Yvonne Wingett Sanchez
Sen. Kyrsten Sinema is chairing a new Senate subcommittee with jurisdiction over the U.S. borders and government efficiency, a post that could take on greater importance as President Joe Biden and the Democratic-controlled Congress push for comprehensive immigration reform.
Sinema, D-Ariz., will chair the Homeland Security and Government Affairs Committee’s Subcommittee on Government Operations and Border Management.
In a written statement to The Arizona Republic, Sinema said she wants the subcommittee to work in a bipartisan fashion on issues ranging from border security to improving the functions and reliability of the U.S. Postal Service.
Sinema will lead the subcommittee alongside ranking member Sen. James Lankford, R-Okla. The new assignment extends the work Sinema and Lankford did together last session on the Regulatory Affairs and Federal Management Subcommittee, where Sinema served as ranking member.

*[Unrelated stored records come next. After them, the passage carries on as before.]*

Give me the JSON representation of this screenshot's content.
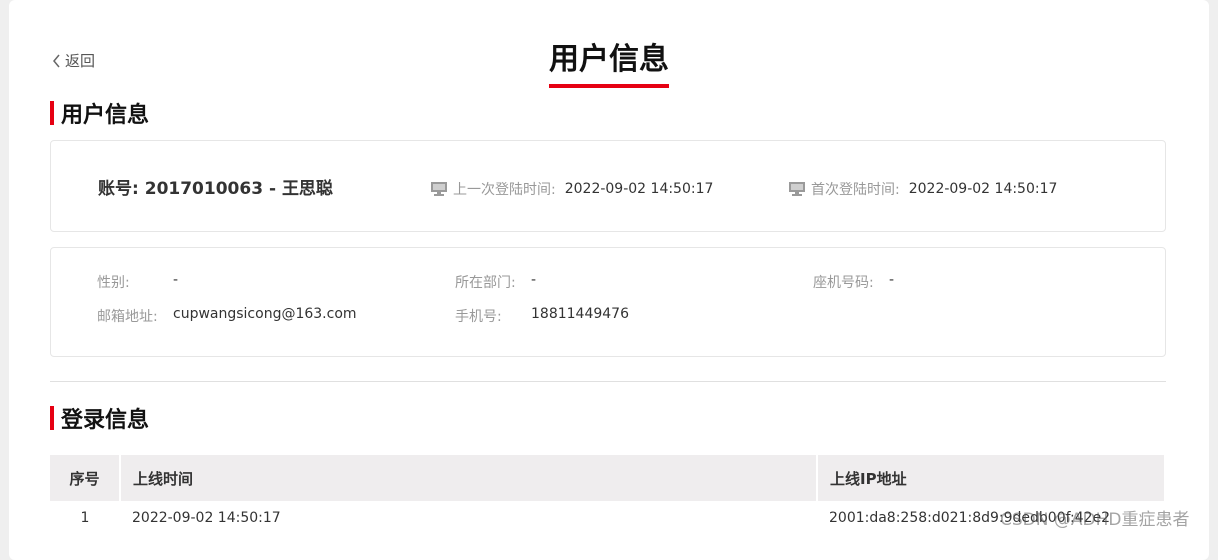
{
  "header": {
    "back_label": "返回",
    "title": "用户信息"
  },
  "user_section": {
    "title": "用户信息",
    "account_label": "账号:",
    "account_id": "2017010063",
    "account_sep": "-",
    "account_name": "王思聪",
    "last_login_label": "上一次登陆时间:",
    "last_login_value": "2022-09-02 14:50:17",
    "first_login_label": "首次登陆时间:",
    "first_login_value": "2022-09-02 14:50:17"
  },
  "details": {
    "gender_label": "性别:",
    "gender_value": "-",
    "department_label": "所在部门:",
    "department_value": "-",
    "landline_label": "座机号码:",
    "landline_value": "-",
    "email_label": "邮箱地址:",
    "email_value": "cupwangsicong@163.com",
    "mobile_label": "手机号:",
    "mobile_value": "18811449476"
  },
  "login_section": {
    "title": "登录信息",
    "columns": [
      "序号",
      "上线时间",
      "上线IP地址"
    ],
    "rows": [
      [
        "1",
        "2022-09-02 14:50:17",
        "2001:da8:258:d021:8d9:9dedb00f:42e2"
      ]
    ]
  },
  "watermark": "CSDN @ADHD重症患者",
  "icons": [
    "chevron-left-icon",
    "monitor-icon"
  ],
  "colors": {
    "accent": "#e60012",
    "table_header_bg": "#efedee"
  }
}
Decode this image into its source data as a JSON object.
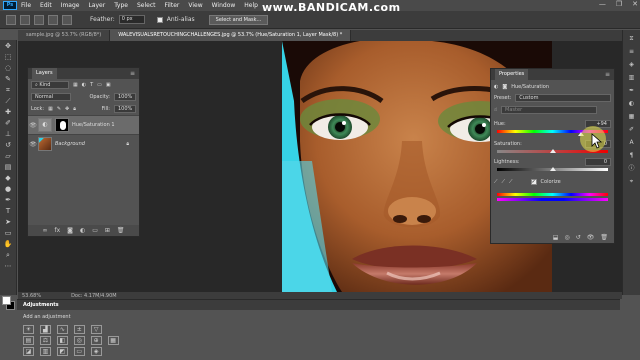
{
  "app": {
    "logo_text": "Ps"
  },
  "menu": [
    "File",
    "Edit",
    "Image",
    "Layer",
    "Type",
    "Select",
    "Filter",
    "View",
    "Window",
    "Help"
  ],
  "watermark": "www.BANDICAM.com",
  "window_controls": [
    "—",
    "❐",
    "✕"
  ],
  "options": {
    "feather_label": "Feather:",
    "feather_value": "0 px",
    "antialias_label": "Anti-alias",
    "select_mask_label": "Select and Mask..."
  },
  "tabs": [
    {
      "label": "sample.jpg @ 53.7% (RGB/8*)",
      "active": false
    },
    {
      "label": "WALEVISUALSRETOUCHINGCHALLENGES.jpg @ 53.7% (Hue/Saturation 1, Layer Mask/8) *",
      "active": true
    }
  ],
  "layers_panel": {
    "tab_label": "Layers",
    "kind_label": "Kind",
    "blend_mode": "Normal",
    "opacity_label": "Opacity:",
    "opacity_value": "100%",
    "lock_label": "Lock:",
    "fill_label": "Fill:",
    "fill_value": "100%",
    "layers": [
      {
        "name": "Hue/Saturation 1",
        "active": true
      },
      {
        "name": "Background",
        "active": false
      }
    ],
    "footer_icons": [
      "link-icon",
      "fx-icon",
      "mask-icon",
      "adjustment-icon",
      "group-icon",
      "new-layer-icon",
      "trash-icon"
    ]
  },
  "properties_panel": {
    "tab_label": "Properties",
    "title": "Hue/Saturation",
    "preset_label": "Preset:",
    "preset_value": "Custom",
    "channel_value": "Master",
    "hue_label": "Hue:",
    "hue_value": "+94",
    "saturation_label": "Saturation:",
    "saturation_value": "0",
    "lightness_label": "Lightness:",
    "lightness_value": "0",
    "colorize_label": "Colorize",
    "colorize_checked": true,
    "hue_fraction": 0.76,
    "saturation_fraction": 0.5,
    "lightness_fraction": 0.5
  },
  "status": {
    "zoom": "53.68%",
    "doc": "Doc: 4.17M/4.90M"
  },
  "adjustments_panel": {
    "tab_label": "Adjustments",
    "add_label": "Add an adjustment"
  },
  "colors": {
    "accent": "#31a8ff",
    "panel_bg": "#535353",
    "dark_bg": "#3c3c3c"
  }
}
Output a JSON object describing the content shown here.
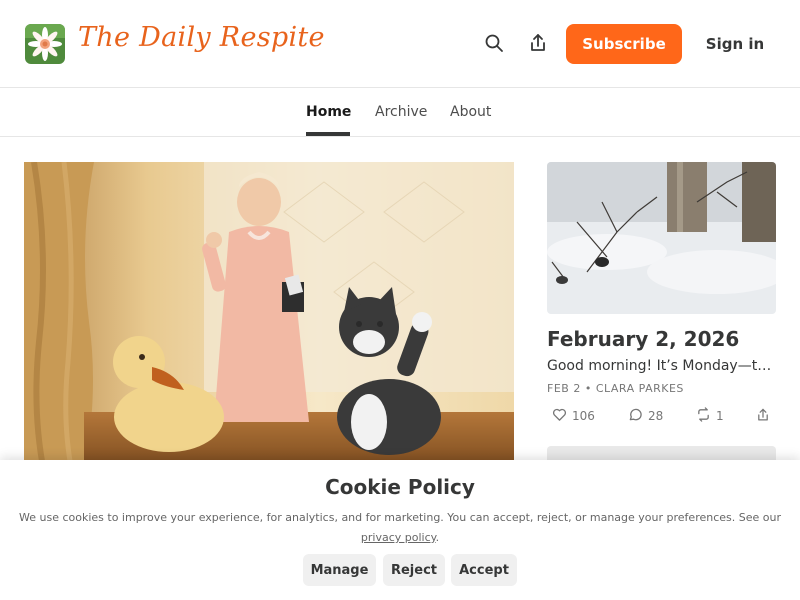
{
  "header": {
    "site_title": "The Daily Respite",
    "subscribe_label": "Subscribe",
    "signin_label": "Sign in"
  },
  "nav": {
    "items": [
      {
        "label": "Home",
        "active": true
      },
      {
        "label": "Archive",
        "active": false
      },
      {
        "label": "About",
        "active": false
      }
    ]
  },
  "side_post": {
    "title": "February 2, 2026",
    "subtitle": "Good morning! It’s Monday—the second day of February, and the new week begins.",
    "date": "FEB 2",
    "author": "CLARA PARKES",
    "likes": "106",
    "comments": "28",
    "restacks": "1"
  },
  "cookie": {
    "title": "Cookie Policy",
    "text": "We use cookies to improve your experience, for analytics, and for marketing. You can accept, reject, or manage your preferences. See our",
    "link_text": "privacy policy",
    "manage_label": "Manage",
    "reject_label": "Reject",
    "accept_label": "Accept"
  },
  "colors": {
    "accent": "#ff6719",
    "title": "#e8631c",
    "text": "#363737"
  }
}
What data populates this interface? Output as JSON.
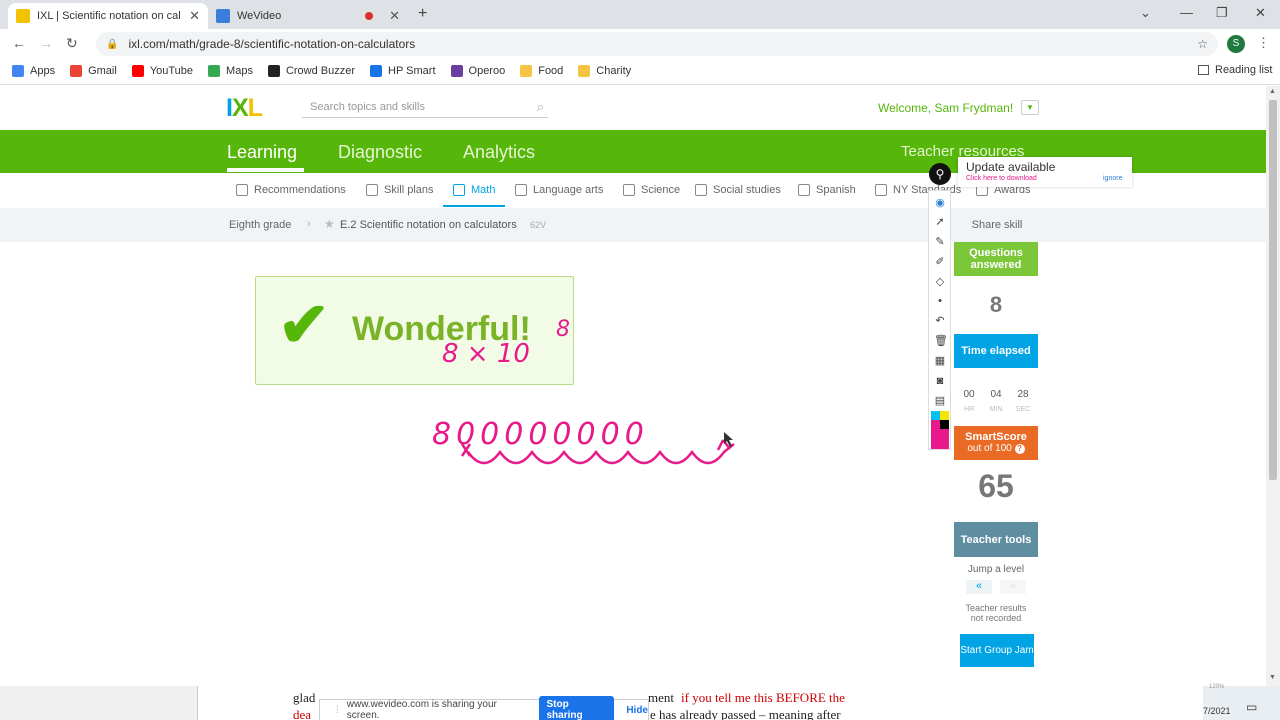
{
  "browser": {
    "tabs": [
      {
        "title": "IXL | Scientific notation on calcul",
        "icon": "ixl-tab-icon"
      },
      {
        "title": "WeVideo",
        "icon": "wevideo-tab-icon"
      }
    ],
    "url": "ixl.com/math/grade-8/scientific-notation-on-calculators",
    "profile_initial": "S",
    "bookmarks": [
      {
        "label": "Apps",
        "color": "#4285f4"
      },
      {
        "label": "Gmail",
        "color": "#ea4335"
      },
      {
        "label": "YouTube",
        "color": "#ff0000"
      },
      {
        "label": "Maps",
        "color": "#34a853"
      },
      {
        "label": "Crowd Buzzer",
        "color": "#222222"
      },
      {
        "label": "HP Smart",
        "color": "#1a73e8"
      },
      {
        "label": "Operoo",
        "color": "#6a3fa0"
      },
      {
        "label": "Food",
        "color": "#f4c542"
      },
      {
        "label": "Charity",
        "color": "#f4c542"
      }
    ],
    "reading_list": "Reading list"
  },
  "ixl": {
    "logo": "IXL",
    "search_placeholder": "Search topics and skills",
    "welcome": "Welcome, Sam Frydman!",
    "nav": {
      "learning": "Learning",
      "diagnostic": "Diagnostic",
      "analytics": "Analytics",
      "teacher": "Teacher resources"
    },
    "subnav": [
      "Recommendations",
      "Skill plans",
      "Math",
      "Language arts",
      "Science",
      "Social studies",
      "Spanish",
      "NY Standards",
      "Awards"
    ],
    "breadcrumb": {
      "grade": "Eighth grade",
      "skill": "E.2 Scientific notation on calculators",
      "code": "62V"
    },
    "feedback": "Wonderful!",
    "share_skill": "Share skill",
    "questions_label": "Questions answered",
    "questions_value": "8",
    "time_label": "Time elapsed",
    "time": {
      "hr": "00",
      "min": "04",
      "sec": "28"
    },
    "time_units": {
      "hr": "HR",
      "min": "MIN",
      "sec": "SEC"
    },
    "smartscore_label": "SmartScore",
    "smartscore_sub": "out of 100",
    "smartscore_value": "65",
    "teacher_tools": "Teacher tools",
    "jump_level": "Jump a level",
    "results_note": "Teacher results not recorded",
    "group_jam": "Start Group Jam"
  },
  "annotation_popup": {
    "title": "Update available",
    "sub": "Click here to download",
    "ignore": "ignore"
  },
  "handwriting": {
    "exponent": "8",
    "formula": "8 × 10",
    "number": "800000000"
  },
  "sharing": {
    "message": "www.wevideo.com is sharing your screen.",
    "stop": "Stop sharing",
    "hide": "Hide"
  },
  "background_doc": {
    "line1_left": "glad",
    "line1_mid": "ment",
    "line1_red": "if you tell me this BEFORE the",
    "line2_left": "dea",
    "line2_right": "e has already passed – meaning after"
  },
  "taskbar": {
    "time": "7/2021",
    "pct": "120%"
  },
  "colors": {
    "ixl_green": "#56b60a",
    "ixl_blue": "#00a4e4",
    "ink_pink": "#e8198b",
    "smartscore": "#e96a25",
    "teacher": "#5f8ea0"
  }
}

“Arizonans recognize the need for smarter, more effective border security and management — and communities and small businesses across our state rely on the U.S. Postal Service for deliveries of lifesaving prescriptions and critical goods,” Sinema’s statement said. “I’m proud to partner again with Senator Lankford and lead bipartisan efforts to ensure the federal government meets these obligations for Arizona and the nation.
The panel’s jurisdiction also includes American economic competitiveness, the U.S. Census, contracting and energy issues, and regulatory and federal employee policies.
Through the previous iteration of the panel, Sinema and Lankford sought to aid small businesses by reforming federal regulations. In 2019, the Senate passed their legislation to simplify government rule-making and requiring every proposed regulation be accompanied with a 100-word, easily-understandable summary. The bill was not signed into law.
Last session, the Senate also passed the senators’ legislation that sought to strengthen penalties against those who steal or misuse the benefits of federal retirees. That, too, was not signed into law.